_WHAT YOU SHOULD DO_
Copy each line of the following data that contains "true".

_TASK MATERIAL_
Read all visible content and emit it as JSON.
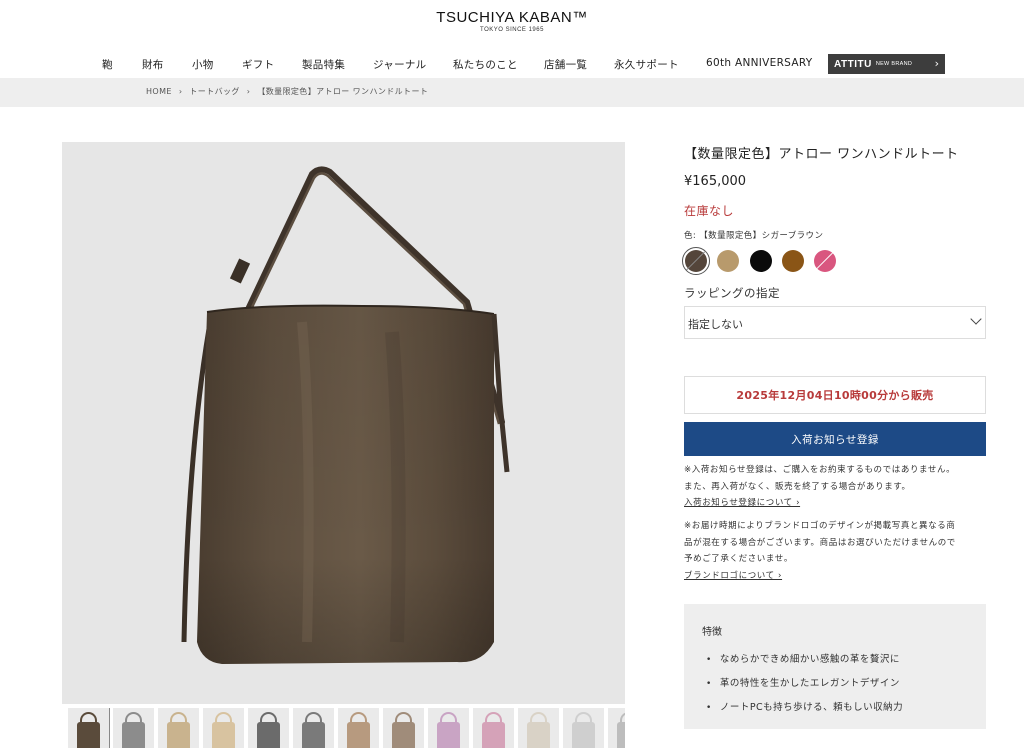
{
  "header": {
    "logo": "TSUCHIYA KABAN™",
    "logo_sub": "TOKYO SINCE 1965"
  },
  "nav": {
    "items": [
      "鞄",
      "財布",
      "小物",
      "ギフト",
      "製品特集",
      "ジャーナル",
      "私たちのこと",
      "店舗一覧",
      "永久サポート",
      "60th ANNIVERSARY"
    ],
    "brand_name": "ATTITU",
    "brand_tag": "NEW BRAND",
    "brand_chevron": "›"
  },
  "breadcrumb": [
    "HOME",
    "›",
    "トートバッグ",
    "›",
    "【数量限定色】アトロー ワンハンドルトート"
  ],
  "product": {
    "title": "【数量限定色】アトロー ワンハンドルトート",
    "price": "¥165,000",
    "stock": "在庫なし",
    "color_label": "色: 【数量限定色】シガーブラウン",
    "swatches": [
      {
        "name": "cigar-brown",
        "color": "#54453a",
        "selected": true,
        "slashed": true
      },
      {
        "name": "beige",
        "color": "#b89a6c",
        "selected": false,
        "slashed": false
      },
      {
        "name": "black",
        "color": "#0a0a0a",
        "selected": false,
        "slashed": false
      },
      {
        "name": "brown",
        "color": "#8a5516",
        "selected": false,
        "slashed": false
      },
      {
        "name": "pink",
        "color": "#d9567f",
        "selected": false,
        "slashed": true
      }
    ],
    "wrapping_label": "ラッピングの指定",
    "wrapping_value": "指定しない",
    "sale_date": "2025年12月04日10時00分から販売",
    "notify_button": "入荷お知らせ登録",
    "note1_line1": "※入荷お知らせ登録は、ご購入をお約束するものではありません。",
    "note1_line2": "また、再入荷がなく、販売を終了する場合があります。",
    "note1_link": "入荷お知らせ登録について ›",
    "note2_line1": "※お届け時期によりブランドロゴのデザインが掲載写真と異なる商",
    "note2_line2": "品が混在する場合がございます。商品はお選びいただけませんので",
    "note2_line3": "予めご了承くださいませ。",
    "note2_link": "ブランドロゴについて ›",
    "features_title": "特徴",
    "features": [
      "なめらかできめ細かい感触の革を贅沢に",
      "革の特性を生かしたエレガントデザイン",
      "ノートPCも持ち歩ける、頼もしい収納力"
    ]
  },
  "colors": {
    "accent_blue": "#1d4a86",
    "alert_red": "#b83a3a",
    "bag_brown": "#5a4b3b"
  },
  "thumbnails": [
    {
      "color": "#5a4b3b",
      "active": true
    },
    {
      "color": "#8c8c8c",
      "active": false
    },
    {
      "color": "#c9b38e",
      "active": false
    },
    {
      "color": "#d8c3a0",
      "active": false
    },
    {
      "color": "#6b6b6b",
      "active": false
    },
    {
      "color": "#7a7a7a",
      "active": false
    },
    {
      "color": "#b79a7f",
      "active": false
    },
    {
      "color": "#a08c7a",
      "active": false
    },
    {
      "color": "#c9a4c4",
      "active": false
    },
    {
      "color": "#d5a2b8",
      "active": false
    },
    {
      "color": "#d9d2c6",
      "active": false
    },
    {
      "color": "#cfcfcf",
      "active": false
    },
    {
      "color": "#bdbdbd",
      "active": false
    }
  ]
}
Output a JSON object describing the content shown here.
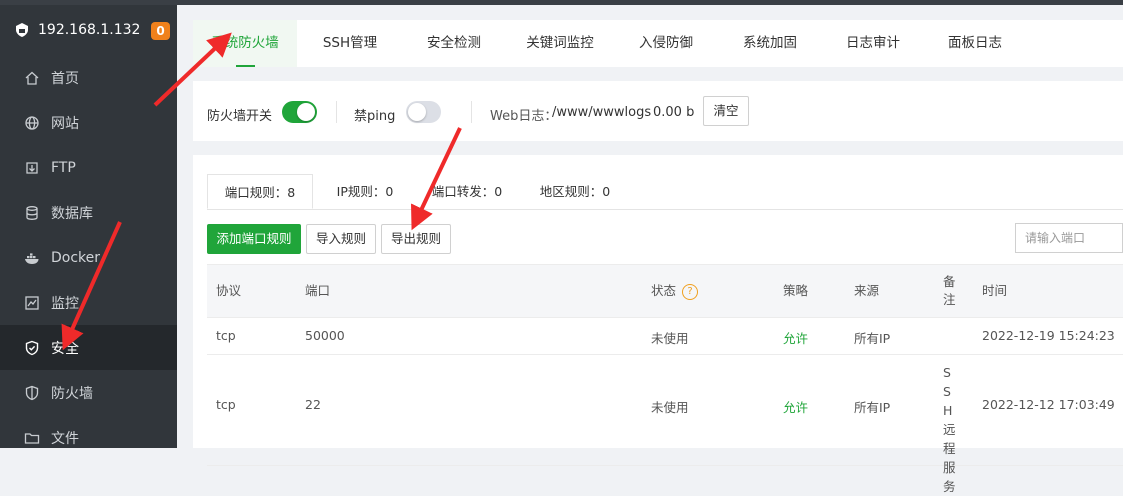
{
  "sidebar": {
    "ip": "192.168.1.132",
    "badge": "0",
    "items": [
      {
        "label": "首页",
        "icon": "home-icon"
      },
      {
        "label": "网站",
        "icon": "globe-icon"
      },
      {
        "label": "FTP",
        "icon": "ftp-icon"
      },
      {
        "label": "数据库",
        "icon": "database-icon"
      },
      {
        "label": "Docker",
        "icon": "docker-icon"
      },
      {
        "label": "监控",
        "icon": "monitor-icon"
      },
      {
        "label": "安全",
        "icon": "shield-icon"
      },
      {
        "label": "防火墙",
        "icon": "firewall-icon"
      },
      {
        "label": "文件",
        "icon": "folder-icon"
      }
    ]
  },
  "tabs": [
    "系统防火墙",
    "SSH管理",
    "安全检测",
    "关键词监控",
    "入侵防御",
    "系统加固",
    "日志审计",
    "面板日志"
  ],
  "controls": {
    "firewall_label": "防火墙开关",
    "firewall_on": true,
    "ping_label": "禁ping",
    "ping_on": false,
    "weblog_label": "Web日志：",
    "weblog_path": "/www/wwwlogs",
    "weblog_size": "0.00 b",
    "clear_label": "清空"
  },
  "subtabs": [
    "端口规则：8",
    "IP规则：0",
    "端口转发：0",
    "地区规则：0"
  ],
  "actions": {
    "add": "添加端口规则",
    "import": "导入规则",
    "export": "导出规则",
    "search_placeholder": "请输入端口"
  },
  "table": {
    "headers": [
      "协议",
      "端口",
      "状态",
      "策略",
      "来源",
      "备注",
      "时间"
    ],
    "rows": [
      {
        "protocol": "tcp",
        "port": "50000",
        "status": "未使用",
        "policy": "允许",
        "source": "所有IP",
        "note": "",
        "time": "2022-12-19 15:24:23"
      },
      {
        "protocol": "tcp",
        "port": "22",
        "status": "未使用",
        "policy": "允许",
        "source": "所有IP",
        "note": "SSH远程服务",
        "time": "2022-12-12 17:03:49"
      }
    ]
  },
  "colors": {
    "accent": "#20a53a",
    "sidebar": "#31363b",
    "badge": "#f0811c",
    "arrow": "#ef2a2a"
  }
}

_YOUR RESPONSE_
        "selected": true,
        "slashed": true
        "slashed": true
      "active": true
    "firewall_on": true,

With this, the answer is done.